“There is no finer cruise in all the world than a visit to all of the Hawaiian Islands on the steamers of the Inter-Island Steam Navigation Company. The head offices in Honolulu are on Fort at Merchant Street, where every information is available, or books on the different islands are sent on request.”
“Tours of all the islands are arranged. Connected with the Inter-Island Steam Navigation Company is the world-famous Volcano House overlooking the everlasting house of fire, as the crater of Halemaʻumaʻu is justly named. A night’s ride from Honolulu and an hour by automobile and you are at the Volcano House in the Hawaii National Park on the Island of Hawaiʻi, the only truly historic caravansary of the Hawaiian Islands.” (The Mid-Pacific, December 1933)
“Many steamers each week call at ports of Hawaiʻi from Honolulu. The Inter-Island company has a fine steamer on this run for tourists, and (added) a steamer with a capacity of 350 passengers, large and commodious as any ocean liner, to carry passengers on the ‘Volcano run,’ making two trips a week.” (Taylor)
When James A Kennedy joined Inter-Island in 1900 it was in an early stage of its development, and it had become a corporation when he retired from the presidency and general managership in 1924. He remained a member of the board of directors.
In 1928, his son, Stanley C Kennedy, a Silver Star Navy pilot, convinced the board of directors of Inter-Island Steam Navigation of the importance of air service to the Territory and formed Inter-Island Airways.
Young Kennedy had visions of flying for many years. But it was not until the Great War that Stanley Kennedy was to pilot an airplane. Dissatisfied with a Washington desk job, the naval officer talked his way into flight training in Pensacola, Florida. In short order, Ensign Kennedy sported wings as Naval Aviator No. 302. (hawaii-gov)
On November 11, 1929, Inter-Island Airways, Ltd introduced the first scheduled air service in Hawaiʻi with a fleet of two 8-passenger Sikorsky S-38 amphibian airplanes. The first flight from Honolulu to Hilo with stops on Molokaʻi and Maui took three hours, 15 minutes. (It was later renamed Hawaiian Airline.) (hawaii-gov)
Eventually, in 1950, the inter-island ships were sold and the business closed down as air travel took over. “It was sad to have another part of Hawaiʻi’s past fade into history. Nevertheless, these once-in-a-lifetime experiences will remain in my memory forever.” (Rodenhurst)
John Kelly says

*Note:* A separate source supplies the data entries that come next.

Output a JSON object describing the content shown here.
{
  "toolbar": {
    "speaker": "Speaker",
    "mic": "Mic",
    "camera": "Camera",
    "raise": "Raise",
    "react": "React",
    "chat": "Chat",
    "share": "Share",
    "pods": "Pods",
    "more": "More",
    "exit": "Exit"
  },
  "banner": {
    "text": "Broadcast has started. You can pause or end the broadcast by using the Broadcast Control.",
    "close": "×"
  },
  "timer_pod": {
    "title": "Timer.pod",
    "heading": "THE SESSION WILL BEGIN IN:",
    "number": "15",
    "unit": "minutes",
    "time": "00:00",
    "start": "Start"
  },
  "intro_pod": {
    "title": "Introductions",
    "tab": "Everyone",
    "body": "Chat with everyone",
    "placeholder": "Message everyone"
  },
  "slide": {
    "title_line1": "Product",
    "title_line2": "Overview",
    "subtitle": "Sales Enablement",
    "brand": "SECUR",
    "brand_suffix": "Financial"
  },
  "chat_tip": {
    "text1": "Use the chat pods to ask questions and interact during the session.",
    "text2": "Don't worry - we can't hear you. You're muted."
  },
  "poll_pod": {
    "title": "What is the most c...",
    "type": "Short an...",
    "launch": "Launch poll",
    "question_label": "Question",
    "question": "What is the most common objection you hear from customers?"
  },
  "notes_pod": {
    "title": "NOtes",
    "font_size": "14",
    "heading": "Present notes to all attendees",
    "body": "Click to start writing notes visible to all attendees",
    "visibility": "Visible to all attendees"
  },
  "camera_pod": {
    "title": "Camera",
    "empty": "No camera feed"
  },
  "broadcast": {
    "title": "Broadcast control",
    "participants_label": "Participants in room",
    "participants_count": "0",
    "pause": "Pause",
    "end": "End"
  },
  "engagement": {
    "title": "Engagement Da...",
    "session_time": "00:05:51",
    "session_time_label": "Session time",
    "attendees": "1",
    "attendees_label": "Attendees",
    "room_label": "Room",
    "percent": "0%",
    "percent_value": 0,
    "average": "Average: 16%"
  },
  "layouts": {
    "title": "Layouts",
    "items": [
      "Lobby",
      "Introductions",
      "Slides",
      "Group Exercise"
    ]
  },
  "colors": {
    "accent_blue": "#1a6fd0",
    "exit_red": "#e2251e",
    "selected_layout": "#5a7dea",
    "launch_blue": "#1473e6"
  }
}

In 1947 or 1948 my mother and father flew from Honolulu to Kona for a weekend and took the cattle ship back to Honolulu. I think the ship was SS Humuula. My father fashioned a WWII gun camera to take home movies (16mm) and he took extensive pictures of the flight from Honolulu and the ship loading cattle for return. The cattle were tied along the gunnels of a big boat that took them to the side of the ship, where they were slung aboard. Many years later the Humuula was sold and sailed, with many mishaps enroute, to a company in Florida, I think. The master was Freeman Lang of Honolulu. He gave up command at the Panama Canal I think. He was a yacht broker at the Ala Wai yacht harbor at that time and well known in mariune and radio circles.